Are we aiming for a dictatorship? - Keith Roulston editorial
Okay, I’m going to show my age here, but what’s the rush to try to get rid of democracy? Seems like every time I open the paper somebody is proposing to reduce the size of this or that municipal council.
In last week’s paper, Huron East approved the establishment of a committee, involving some council members and five members of the public to look at future representation in the municipality. This came after council rejected a proposal in December that had to be accepted then in order to be put into effect for this year’s election. Though there were several possibilities in that proposal, Mayor Bernie MacLellan made it plain he thought council should be smaller.
Other councils periodically make the same proposal in the name of “efficiency”. It seems to me we’ve been reducing the number of people in our democracy for years in the name of efficiency.
Decision-making has become such a dirty word that we seem to want to have as few people making decisions as possible – or at least as few that we’re responsible for electing, anyway.
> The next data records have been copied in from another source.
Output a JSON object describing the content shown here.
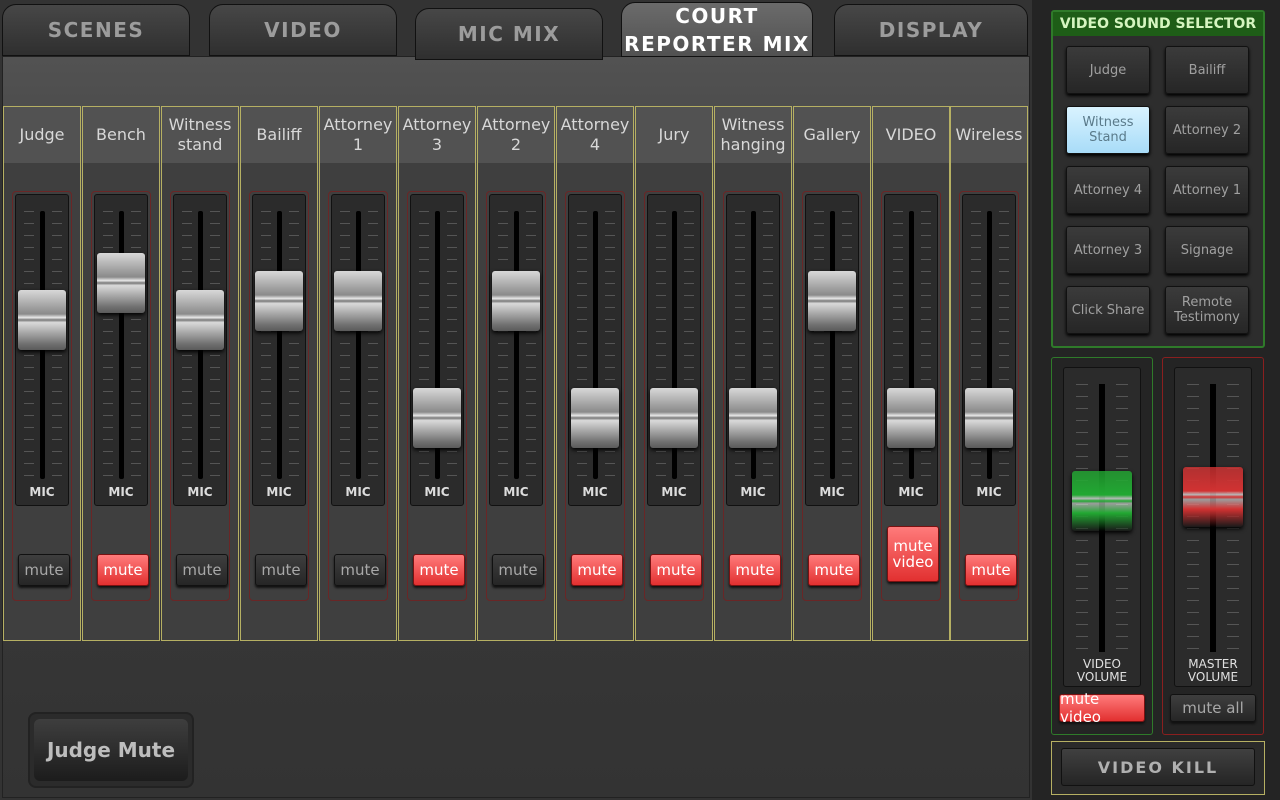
{
  "tabs": [
    {
      "label": "SCENES",
      "active": false
    },
    {
      "label": "VIDEO",
      "active": false
    },
    {
      "label": "MIC MIX",
      "active": false
    },
    {
      "label": "COURT REPORTER MIX",
      "active": true
    },
    {
      "label": "DISPLAY",
      "active": false
    }
  ],
  "channels": [
    {
      "name": "Judge",
      "fader_level": 0.62,
      "fader_label": "MIC",
      "mute_label": "mute",
      "muted": false
    },
    {
      "name": "Bench",
      "fader_level": 0.8,
      "fader_label": "MIC",
      "mute_label": "mute",
      "muted": true
    },
    {
      "name": "Witness stand",
      "fader_level": 0.62,
      "fader_label": "MIC",
      "mute_label": "mute",
      "muted": false
    },
    {
      "name": "Bailiff",
      "fader_level": 0.71,
      "fader_label": "MIC",
      "mute_label": "mute",
      "muted": false
    },
    {
      "name": "Attorney 1",
      "fader_level": 0.71,
      "fader_label": "MIC",
      "mute_label": "mute",
      "muted": false
    },
    {
      "name": "Attorney 3",
      "fader_level": 0.15,
      "fader_label": "MIC",
      "mute_label": "mute",
      "muted": true
    },
    {
      "name": "Attorney 2",
      "fader_level": 0.71,
      "fader_label": "MIC",
      "mute_label": "mute",
      "muted": false
    },
    {
      "name": "Attorney 4",
      "fader_level": 0.15,
      "fader_label": "MIC",
      "mute_label": "mute",
      "muted": true
    },
    {
      "name": "Jury",
      "fader_level": 0.15,
      "fader_label": "MIC",
      "mute_label": "mute",
      "muted": true
    },
    {
      "name": "Witness hanging",
      "fader_level": 0.15,
      "fader_label": "MIC",
      "mute_label": "mute",
      "muted": true
    },
    {
      "name": "Gallery",
      "fader_level": 0.71,
      "fader_label": "MIC",
      "mute_label": "mute",
      "muted": true
    },
    {
      "name": "VIDEO",
      "fader_level": 0.15,
      "fader_label": "MIC",
      "mute_label": "mute video",
      "muted": true
    },
    {
      "name": "Wireless",
      "fader_level": 0.15,
      "fader_label": "MIC",
      "mute_label": "mute",
      "muted": true
    }
  ],
  "judge_mute_label": "Judge Mute",
  "video_sound_selector": {
    "title": "VIDEO SOUND SELECTOR",
    "sources": [
      {
        "label": "Judge",
        "selected": false
      },
      {
        "label": "Bailiff",
        "selected": false
      },
      {
        "label": "Witness Stand",
        "selected": true
      },
      {
        "label": "Attorney 2",
        "selected": false
      },
      {
        "label": "Attorney 4",
        "selected": false
      },
      {
        "label": "Attorney 1",
        "selected": false
      },
      {
        "label": "Attorney 3",
        "selected": false
      },
      {
        "label": "Signage",
        "selected": false
      },
      {
        "label": "Click Share",
        "selected": false
      },
      {
        "label": "Remote Testimony",
        "selected": false
      }
    ]
  },
  "video_volume": {
    "label": "VIDEO VOLUME",
    "level": 0.58,
    "mute_label": "mute video",
    "muted": true,
    "color": "#22a832"
  },
  "master_volume": {
    "label": "MASTER VOLUME",
    "level": 0.6,
    "mute_label": "mute all",
    "muted": false,
    "color": "#d13232"
  },
  "video_kill_label": "VIDEO KILL",
  "colors": {
    "accent_green": "#2f7a2a",
    "accent_red": "#e23030",
    "channel_border": "#b6b063",
    "selected_blue": "#a8dcf8"
  }
}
On the other hand, as the number of people who run for election to municipal councils and school boards has gone down, the number of people who work for them – who make decisions that change our lives but have only a limited number of people we elect looking over their shoulders – has increased.
Now this isn’t a diatribe against civil servants, just a questioning of how we came to a place where we seem to distrust people who are our neighbours or relatives who make decisions that can affect our day-to-day lives. After all, we like to call what we
live in a democracy. It began in ancient Greece where one in every 10 people (thus the word dem-ocracy) took part in making decisions for the whole community.
Once democracy was true here. In my lifetime there was a one-room school every couple of miles that was overseen by a school board. Although our school had been closed and we were bused into Lucknow to the “big” school, we still had a school board to hire the bus and pay our share of the costs of that urban school. My dad took his turn on that community board.
Later, in the mid-1960s after I was already in high school in Lucknow, school amalgamation came along and instead of one-room schools, kids were bussed to central schools. Some of the construction became delayed, however and my younger brother, who had his early schooling at a large school in Lucknow, ended up spending three months in an older one-room school in the neighbourhood because the central school wasn’t ready – although there was only one grade in each school.
Meanwhile, mine was the last class to finish Grade 13 at the old Lucknow District High School because new provincial requirements for physics classes meant the board at that small school decided it made more sense to send students to F.E. Madill Secondary School in Wingham and close the old Lucknow high school.
At university, I studied journalism and in the summer of 1967 (Centennial year), I worked as a student for A.Y. McLean at the old Huron Expositor in Seaforth. Among my duties that year was to cover Tuckersmith Township Council. I also interviewed the principal of the new public school at Brucefield, the largest in the area.
After graduation, I became editor of the Clinton News-Record and covered Hullett, Goderich and Tuckersmith councils.
From there, Jill and I bought the Blyth Standard and I had Blyth, East and West Wawanosh, Hullett and Morris councils to cover. Without doing much research I’d guess there were more than 30 people giving their time and talents to municipalities on those councils.
Around that time, I remember attending a nomination meeting in Londesborough when a school board official told us that the
province had declared there should be only one public and one Roman Catholic Separate School board in each county, not a board for each school. After that came the announcement that there’d be a combined board with Huron and Perth Counties and there have been suggestions since then that Huron, Perth, Bruce and Grey Counties will all be combined.
When Mike Harris was Premier, he declared either municipalities would amalgamate or he would force amalgamation, so local councillors quickly found partners, and for the past 20 years we’ve had the current council set-up. Even then, we periodically have people arguing that for the sake of “efficiency” we need to reduce the number of people on councils.
Hey, it makes life easier for the majority that doesn’t want to bother with local politics. Heck, I don’t know who my school trustee is.
In fact, why not get so efficient we get rid of politicians altogether and have one person responsible for decision-making? Oh yeah, that’s the sort of thing that Vladimir Putin does, and that hasn’t worked out so well.